Copy all lines below containing "Ashton".

(Saved data entries)
BEGIN

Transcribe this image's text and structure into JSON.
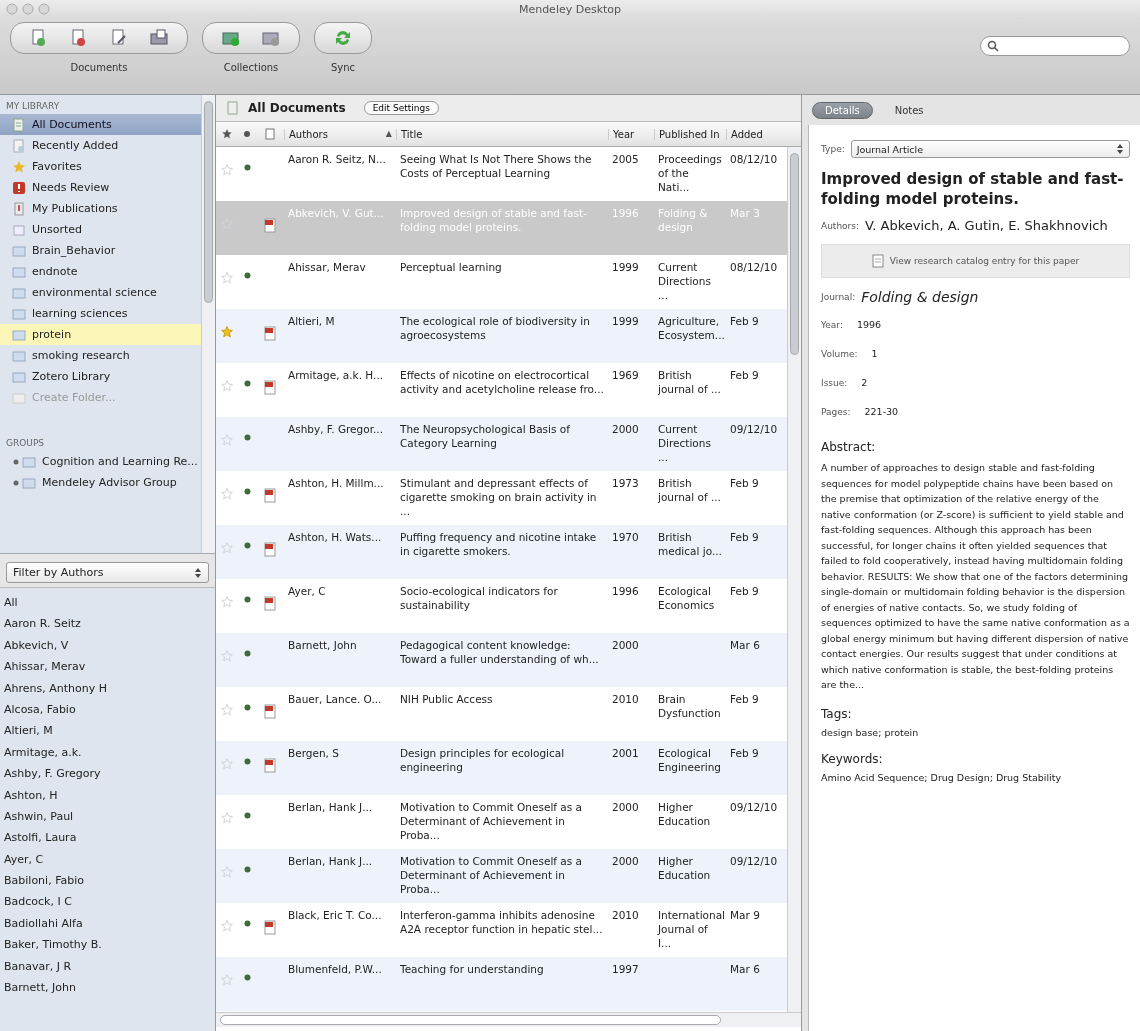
{
  "window": {
    "title": "Mendeley Desktop"
  },
  "toolbar": {
    "groups": [
      {
        "kind": "documents",
        "label": "Documents"
      },
      {
        "kind": "collections",
        "label": "Collections"
      },
      {
        "kind": "sync",
        "label": "Sync"
      }
    ]
  },
  "sidebar": {
    "library_heading": "MY LIBRARY",
    "library_items": [
      {
        "kind": "all",
        "label": "All Documents",
        "selected": true,
        "highlighted": false,
        "disabled": false
      },
      {
        "kind": "recent",
        "label": "Recently Added",
        "selected": false,
        "highlighted": false,
        "disabled": false
      },
      {
        "kind": "favorites",
        "label": "Favorites",
        "selected": false,
        "highlighted": false,
        "disabled": false
      },
      {
        "kind": "review",
        "label": "Needs Review",
        "selected": false,
        "highlighted": false,
        "disabled": false
      },
      {
        "kind": "publications",
        "label": "My Publications",
        "selected": false,
        "highlighted": false,
        "disabled": false
      },
      {
        "kind": "unsorted",
        "label": "Unsorted",
        "selected": false,
        "highlighted": false,
        "disabled": false
      },
      {
        "kind": "folder",
        "label": "Brain_Behavior",
        "selected": false,
        "highlighted": false,
        "disabled": false
      },
      {
        "kind": "folder",
        "label": "endnote",
        "selected": false,
        "highlighted": false,
        "disabled": false
      },
      {
        "kind": "folder",
        "label": "environmental science",
        "selected": false,
        "highlighted": false,
        "disabled": false
      },
      {
        "kind": "folder",
        "label": "learning sciences",
        "selected": false,
        "highlighted": false,
        "disabled": false
      },
      {
        "kind": "folder",
        "label": "protein",
        "selected": false,
        "highlighted": true,
        "disabled": false
      },
      {
        "kind": "folder",
        "label": "smoking research",
        "selected": false,
        "highlighted": false,
        "disabled": false
      },
      {
        "kind": "folder",
        "label": "Zotero Library",
        "selected": false,
        "highlighted": false,
        "disabled": false
      },
      {
        "kind": "create",
        "label": "Create Folder...",
        "selected": false,
        "highlighted": false,
        "disabled": true
      }
    ],
    "groups_heading": "GROUPS",
    "groups": [
      {
        "label": "Cognition and Learning Re..."
      },
      {
        "label": "Mendeley Advisor Group"
      }
    ],
    "filter": {
      "value": "Filter by Authors"
    },
    "authors": [
      {
        "label": "All",
        "selected": false
      },
      {
        "label": "Aaron R. Seitz",
        "selected": false
      },
      {
        "label": "Abkevich, V",
        "selected": false
      },
      {
        "label": "Ahissar, Merav",
        "selected": false
      },
      {
        "label": "Ahrens, Anthony H",
        "selected": false
      },
      {
        "label": "Alcosa, Fabio",
        "selected": false
      },
      {
        "label": "Altieri, M",
        "selected": false
      },
      {
        "label": "Armitage, a.k.",
        "selected": false
      },
      {
        "label": "Ashby, F. Gregory",
        "selected": false
      },
      {
        "label": "Ashton, H",
        "selected": false
      },
      {
        "label": "Ashwin, Paul",
        "selected": false
      },
      {
        "label": "Astolfi, Laura",
        "selected": false
      },
      {
        "label": "Ayer, C",
        "selected": false
      },
      {
        "label": "Babiloni, Fabio",
        "selected": false
      },
      {
        "label": "Badcock, I C",
        "selected": false
      },
      {
        "label": "Badiollahi Alfa",
        "selected": false
      },
      {
        "label": "Baker, Timothy B.",
        "selected": false
      },
      {
        "label": "Banavar, J R",
        "selected": false
      },
      {
        "label": "Barnett, John",
        "selected": false
      }
    ]
  },
  "documents": {
    "title": "All Documents",
    "edit_button": "Edit Settings",
    "columns": [
      "Authors",
      "Title",
      "Year",
      "Published In",
      "Added"
    ],
    "sort_indicator": "▲",
    "rows": [
      {
        "favorite": false,
        "unread": true,
        "pdf": false,
        "selected": false,
        "authors": "Aaron R. Seitz, N...",
        "title": "Seeing What Is Not There Shows the Costs of Perceptual Learning",
        "year": "2005",
        "published_in": "Proceedings of the Nati...",
        "added": "08/12/10"
      },
      {
        "favorite": false,
        "unread": false,
        "pdf": true,
        "selected": true,
        "authors": "Abkevich, V. Gut...",
        "title": "Improved design of stable and fast-folding model proteins.",
        "year": "1996",
        "published_in": "Folding & design",
        "added": "Mar 3"
      },
      {
        "favorite": false,
        "unread": true,
        "pdf": false,
        "selected": false,
        "authors": "Ahissar, Merav",
        "title": "Perceptual learning",
        "year": "1999",
        "published_in": "Current Directions ...",
        "added": "08/12/10"
      },
      {
        "favorite": true,
        "unread": false,
        "pdf": true,
        "selected": false,
        "authors": "Altieri, M",
        "title": "The ecological role of biodiversity in agroecosystems",
        "year": "1999",
        "published_in": "Agriculture, Ecosystem...",
        "added": "Feb 9"
      },
      {
        "favorite": false,
        "unread": true,
        "pdf": true,
        "selected": false,
        "authors": "Armitage, a.k. H...",
        "title": "Effects of nicotine on electrocortical activity and acetylcholine release fro...",
        "year": "1969",
        "published_in": "British journal of ...",
        "added": "Feb 9"
      },
      {
        "favorite": false,
        "unread": true,
        "pdf": false,
        "selected": false,
        "authors": "Ashby, F. Gregor...",
        "title": "The Neuropsychological Basis of Category Learning",
        "year": "2000",
        "published_in": "Current Directions ...",
        "added": "09/12/10"
      },
      {
        "favorite": false,
        "unread": true,
        "pdf": true,
        "selected": false,
        "authors": "Ashton, H. Millm...",
        "title": "Stimulant and depressant effects of cigarette smoking on brain activity in ...",
        "year": "1973",
        "published_in": "British journal of ...",
        "added": "Feb 9"
      },
      {
        "favorite": false,
        "unread": true,
        "pdf": true,
        "selected": false,
        "authors": "Ashton, H. Wats...",
        "title": "Puffing frequency and nicotine intake in cigarette smokers.",
        "year": "1970",
        "published_in": "British medical jo...",
        "added": "Feb 9"
      },
      {
        "favorite": false,
        "unread": true,
        "pdf": true,
        "selected": false,
        "authors": "Ayer, C",
        "title": "Socio-ecological indicators for sustainability",
        "year": "1996",
        "published_in": "Ecological Economics",
        "added": "Feb 9"
      },
      {
        "favorite": false,
        "unread": true,
        "pdf": false,
        "selected": false,
        "authors": "Barnett, John",
        "title": "Pedagogical content knowledge: Toward a fuller understanding of wh...",
        "year": "2000",
        "added": "Mar 6"
      },
      {
        "favorite": false,
        "unread": true,
        "pdf": true,
        "selected": false,
        "authors": "Bauer, Lance. O...",
        "title": "NIH Public Access",
        "year": "2010",
        "published_in": "Brain Dysfunction",
        "added": "Feb 9"
      },
      {
        "favorite": false,
        "unread": true,
        "pdf": true,
        "selected": false,
        "authors": "Bergen, S",
        "title": "Design principles for ecological engineering",
        "year": "2001",
        "published_in": "Ecological Engineering",
        "added": "Feb 9"
      },
      {
        "favorite": false,
        "unread": true,
        "pdf": false,
        "selected": false,
        "authors": "Berlan, Hank J...",
        "title": "Motivation to Commit Oneself as a Determinant of Achievement in Proba...",
        "year": "2000",
        "published_in": "Higher Education",
        "added": "09/12/10"
      },
      {
        "favorite": false,
        "unread": true,
        "pdf": false,
        "selected": false,
        "authors": "Berlan, Hank J...",
        "title": "Motivation to Commit Oneself as a Determinant of Achievement in Proba...",
        "year": "2000",
        "published_in": "Higher Education",
        "added": "09/12/10"
      },
      {
        "favorite": false,
        "unread": true,
        "pdf": true,
        "selected": false,
        "authors": "Black, Eric T. Co...",
        "title": "Interferon-gamma inhibits adenosine A2A receptor function in hepatic stel...",
        "year": "2010",
        "published_in": "International Journal of I...",
        "added": "Mar 9"
      },
      {
        "favorite": false,
        "unread": true,
        "pdf": false,
        "selected": false,
        "authors": "Blumenfeld, P.W...",
        "title": "Teaching for understanding",
        "year": "1997",
        "added": "Mar 6"
      }
    ]
  },
  "details": {
    "tabs": [
      {
        "label": "Details",
        "selected": true
      },
      {
        "label": "Notes",
        "selected": false
      }
    ],
    "type_label": "Type:",
    "type_value": "Journal Article",
    "title": "Improved design of stable and fast-folding model proteins.",
    "authors_label": "Authors:",
    "authors": "V. Abkevich, A. Gutin, E. Shakhnovich",
    "catalog_button": "View research catalog entry for this paper",
    "journal_label": "Journal:",
    "journal": "Folding & design",
    "fields": [
      {
        "label": "Year:",
        "value": "1996"
      },
      {
        "label": "Volume:",
        "value": "1"
      },
      {
        "label": "Issue:",
        "value": "2"
      },
      {
        "label": "Pages:",
        "value": "221-30"
      }
    ],
    "abstract_heading": "Abstract:",
    "abstract": "A number of approaches to design stable and fast-folding sequences for model polypeptide chains have been based on the premise that optimization of the relative energy of the native conformation (or Z-score) is sufficient to yield stable and fast-folding sequences. Although this approach has been successful, for longer chains it often yielded sequences that failed to fold cooperatively, instead having multidomain folding behavior. RESULTS: We show that one of the factors determining single-domain or multidomain folding behavior is the dispersion of energies of native contacts. So, we study folding of sequences optimized to have the same native conformation as a global energy minimum but having different dispersion of native contact energies. Our results suggest that under conditions at which native conformation is stable, the best-folding proteins are the...",
    "tags_heading": "Tags:",
    "tags": "design base; protein",
    "keywords_heading": "Keywords:",
    "keywords": "Amino Acid Sequence; Drug Design; Drug Stability"
  }
}
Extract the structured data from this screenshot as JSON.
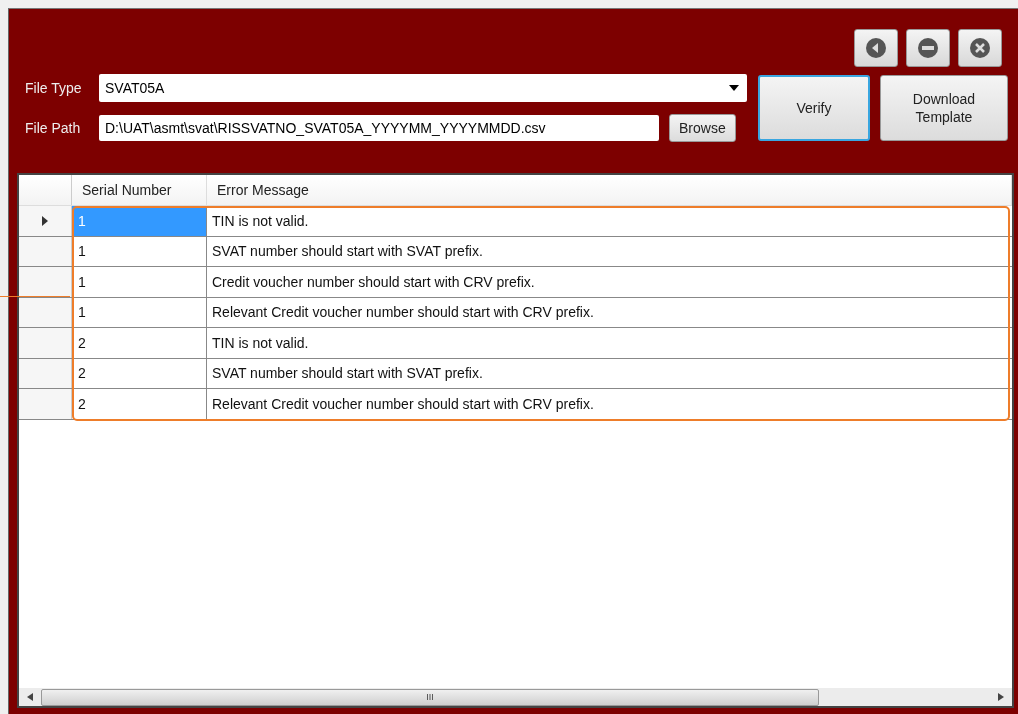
{
  "window_buttons": [
    {
      "kind": "back"
    },
    {
      "kind": "minimize"
    },
    {
      "kind": "close"
    }
  ],
  "file_type": {
    "label": "File Type",
    "value": "SVAT05A"
  },
  "file_path": {
    "label": "File Path",
    "value": "D:\\UAT\\asmt\\svat\\RISSVATNO_SVAT05A_YYYYMM_YYYYMMDD.csv"
  },
  "browse_button": "Browse",
  "verify_button": {
    "label": "Verify",
    "focused": true
  },
  "download_button": "Download Template",
  "table": {
    "columns": [
      "Serial Number",
      "Error Message"
    ],
    "rows": [
      {
        "serial": "1",
        "message": "TIN is not valid.",
        "selected": true
      },
      {
        "serial": "1",
        "message": "SVAT number should start with SVAT prefix.",
        "selected": false
      },
      {
        "serial": "1",
        "message": "Credit voucher number should start with CRV prefix.",
        "selected": false
      },
      {
        "serial": "1",
        "message": "Relevant Credit voucher number should start with CRV prefix.",
        "selected": false
      },
      {
        "serial": "2",
        "message": "TIN is not valid.",
        "selected": false
      },
      {
        "serial": "2",
        "message": "SVAT number should start with SVAT prefix.",
        "selected": false
      },
      {
        "serial": "2",
        "message": "Relevant Credit voucher number should start with CRV prefix.",
        "selected": false
      }
    ]
  },
  "scrollbar_grip": "III"
}
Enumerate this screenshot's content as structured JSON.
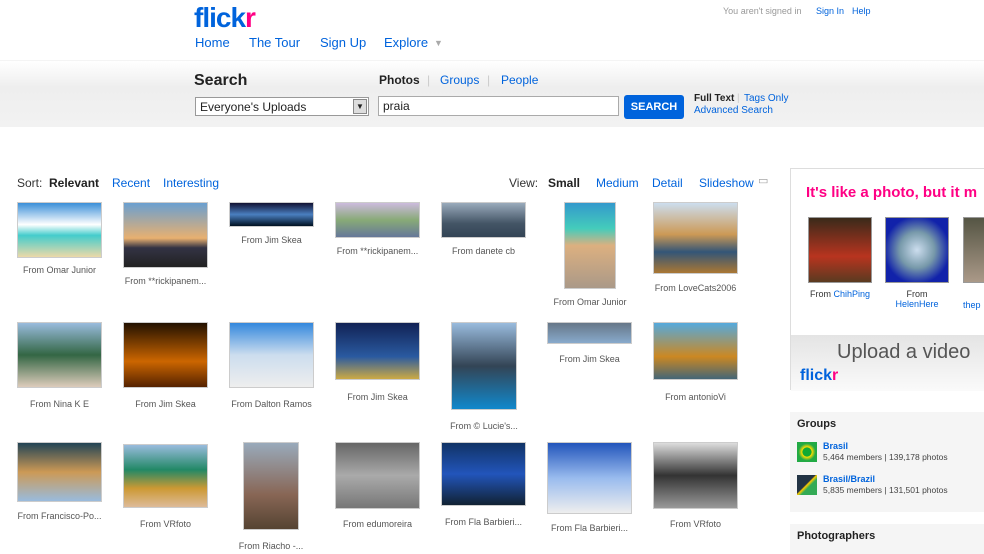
{
  "header": {
    "logo": "flickr",
    "signed_status": "You aren't signed in",
    "sign_in": "Sign In",
    "help": "Help",
    "nav": [
      "Home",
      "The Tour",
      "Sign Up",
      "Explore"
    ]
  },
  "search": {
    "title": "Search",
    "tabs": [
      "Photos",
      "Groups",
      "People"
    ],
    "scope": "Everyone's Uploads",
    "query": "praia",
    "button": "SEARCH",
    "full_text": "Full Text",
    "tags_only": "Tags Only",
    "advanced": "Advanced Search"
  },
  "sort": {
    "label": "Sort:",
    "options": [
      "Relevant",
      "Recent",
      "Interesting"
    ]
  },
  "view": {
    "label": "View:",
    "options": [
      "Small",
      "Medium",
      "Detail",
      "Slideshow"
    ]
  },
  "photos": [
    {
      "caption": "From Omar Junior"
    },
    {
      "caption": "From **rickipanem..."
    },
    {
      "caption": "From Jim Skea"
    },
    {
      "caption": "From **rickipanem..."
    },
    {
      "caption": "From danete cb"
    },
    {
      "caption": "From Omar Junior"
    },
    {
      "caption": "From LoveCats2006"
    },
    {
      "caption": "From Nina K E"
    },
    {
      "caption": "From Jim Skea"
    },
    {
      "caption": "From Dalton Ramos"
    },
    {
      "caption": "From Jim Skea"
    },
    {
      "caption": "From © Lucie's..."
    },
    {
      "caption": "From Jim Skea"
    },
    {
      "caption": "From antonioVi"
    },
    {
      "caption": "From Francisco-Po..."
    },
    {
      "caption": "From VRfoto"
    },
    {
      "caption": "From Riacho -..."
    },
    {
      "caption": "From edumoreira"
    },
    {
      "caption": "From Fla Barbieri..."
    },
    {
      "caption": "From Fla Barbieri..."
    },
    {
      "caption": "From VRfoto"
    }
  ],
  "promo": {
    "headline": "It's like a photo, but it m",
    "items": [
      {
        "from": "From",
        "user": "ChihPing"
      },
      {
        "from": "From",
        "user": "HelenHere"
      },
      {
        "from": "",
        "user": "thep"
      }
    ],
    "upload": "Upload a video",
    "logo": "flickr"
  },
  "groups": {
    "title": "Groups",
    "items": [
      {
        "name": "Brasil",
        "stats": "5,464 members | 139,178 photos"
      },
      {
        "name": "Brasil/Brazil",
        "stats": "5,835 members | 131,501 photos"
      }
    ]
  },
  "photographers": {
    "title": "Photographers"
  }
}
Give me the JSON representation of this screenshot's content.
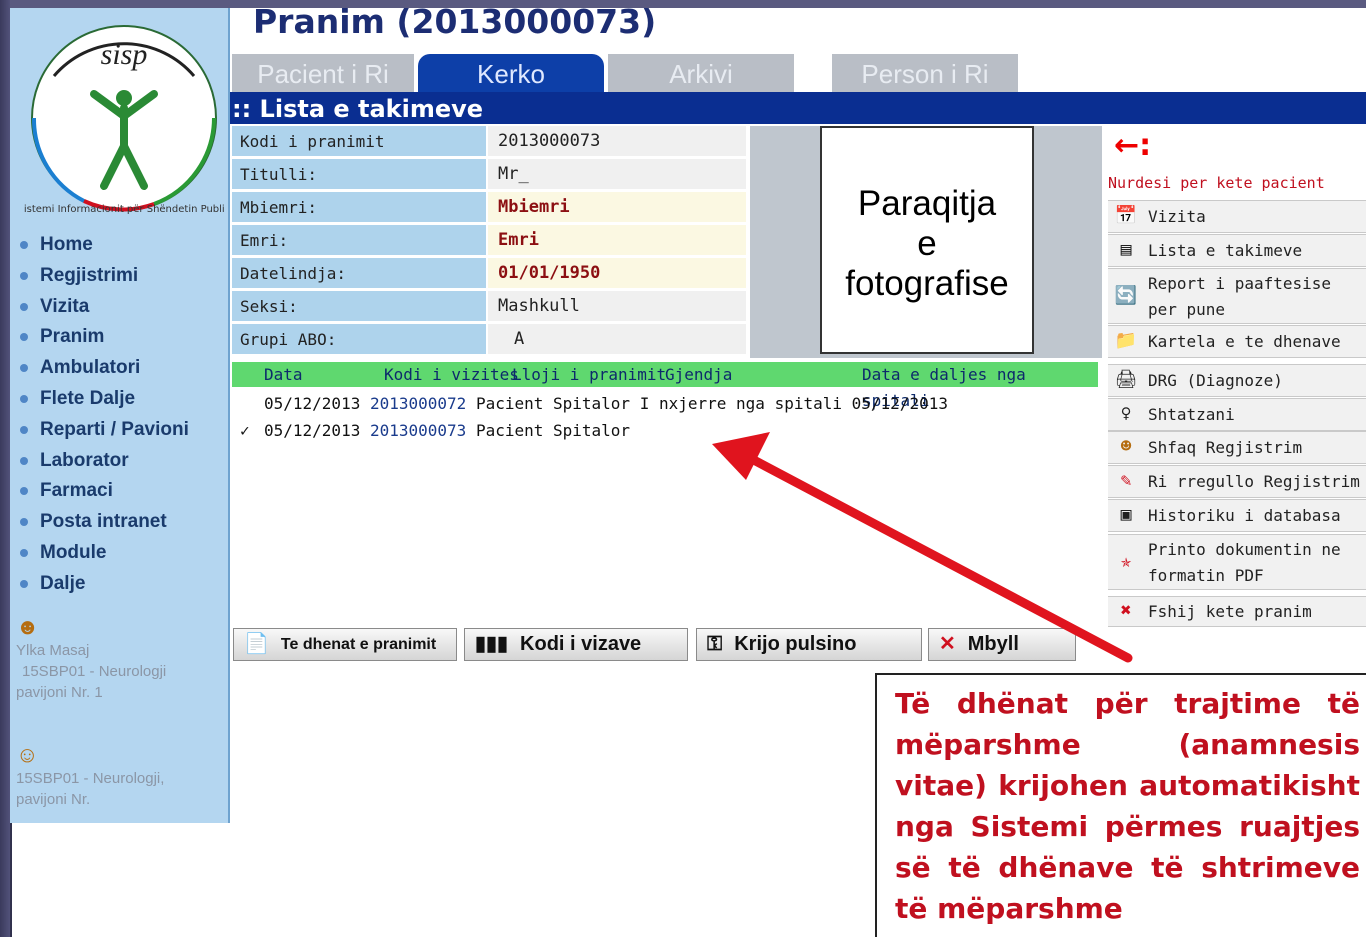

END

Expected answer:
        "label": "Ashton, H",
        "authors": "Ashton, H. Millm...",
        "authors": "Ashton, H. Wats...",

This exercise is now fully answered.